21 And they who are not asanctified through the blaw which I have given unto you, even the law of Christ, must inherit canother kingdom, even that of a terrestrial kingdom, or that of a telestial kingdom.
22 For he who is not able to abide the alaw of a celestial kingdom cannot babide a ccelestial glory.
36 All kingdoms have a law given;
The blessings of eternity seem to be more about what we are willing to receive than it is about what we are willing to do.
32 And they who remain shall also be aquickened; nevertheless, they shall return again to their own place, to enjoy that which they are bwilling to receive, because they were not willing to enjoy that which they might have received.
33 For what doth it profit a man if a gift is bestowed upon him, and he receive not the gift? Behold, he rejoices not in that which is given unto him, neither rejoices in him who is the giver of the gift.
The kingdom analogies are interesting, given kingdoms, kings and monarchies have been an historically common form of government. Like most things, Christianity (and by extension Mormonism) flips these notions completely on their head – everyone becomes priests, everyone becomes kings, kingdoms are everywhere.
37 And there are many akingdoms; for there is no bspace in the which there is no ckingdom; and there is no kingdom in which there is no space, either a greater or a lesser kingdom.
47 Behold, all these are akingdoms, and any man who hath bseen any or the least of these hath cseen God dmoving in his majesty and power.
And if we are to be priests and kings, what is our responsibility in this? Scholarship. Education becomes an essential component in Joseph Smith’s theology. The church orients its members deeply into the world. Everythig is a kingdom and those who interact with all things interacts with God, “moving in his majesty and power.”
40 For aintelligence cleaveth unto intelligence; bwisdom receiveth wisdom; ctruth embraceth truth; dvirtue loveth virtue; elight cleaveth unto light; fmercy hath gcompassion on mercy and claimeth her own; hjustice continueth its course and claimeth its own; judgment goeth before the face of him who sitteth upon the throne and governeth and executeth all things.
Those who take the ideas in verse 40 seriously would engage fearlessly in study and discussion. Being informed in and with science, the arts, philosophy. Mormonism, lived well, interacts naturally with the world and folds in the insights and discoveries within its theology. It’s boundless.

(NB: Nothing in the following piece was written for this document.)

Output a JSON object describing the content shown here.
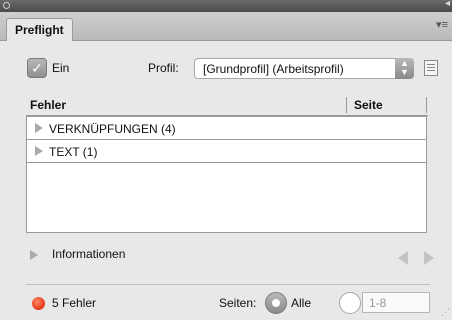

Whatever is true, falls within the purview of the church.
The revelation ends with a call into deep study.
77 And I give unto you a commandment that you shall ateach one another the bdoctrine of the kingdom.
78 Teach ye diligently and my agrace shall attend you, that you may be binstructed more perfectly in theory, in principle, in doctrine, in the law of the gospel, in all things that pertain unto the kingdom of God, that are expedient for you to understand;
79 Of things both in aheaven and in the earth, and under the earth; things which have been, things which are, things which must bshortly come to pass; things which are at home, things which are abroad; the wars and the perplexities of the cnations, and the judgments which are on the land; and a dknowledge also of countries and of kingdoms—
118 And as all have not afaith, seek ye diligently and bteach one another words of cwisdom; yea, seek ye out of the best dbooks words of wisdom; seek learning, even by study and also by faith.
119 aOrganize yourselves; prepare every needful thing; and establish a bhouse, even a house of prayer, a house of fasting, a house of faith, a house of learning, a house of glory, a house of order, a house of God;
In summary, Mormonism is expansive and takes in everything. Those within covenant are called into service, yes, but also into learning, study and teaching. Our homes and churches should be places of faith, wisdom and learning for the benefit of society. God is in all things, so must we.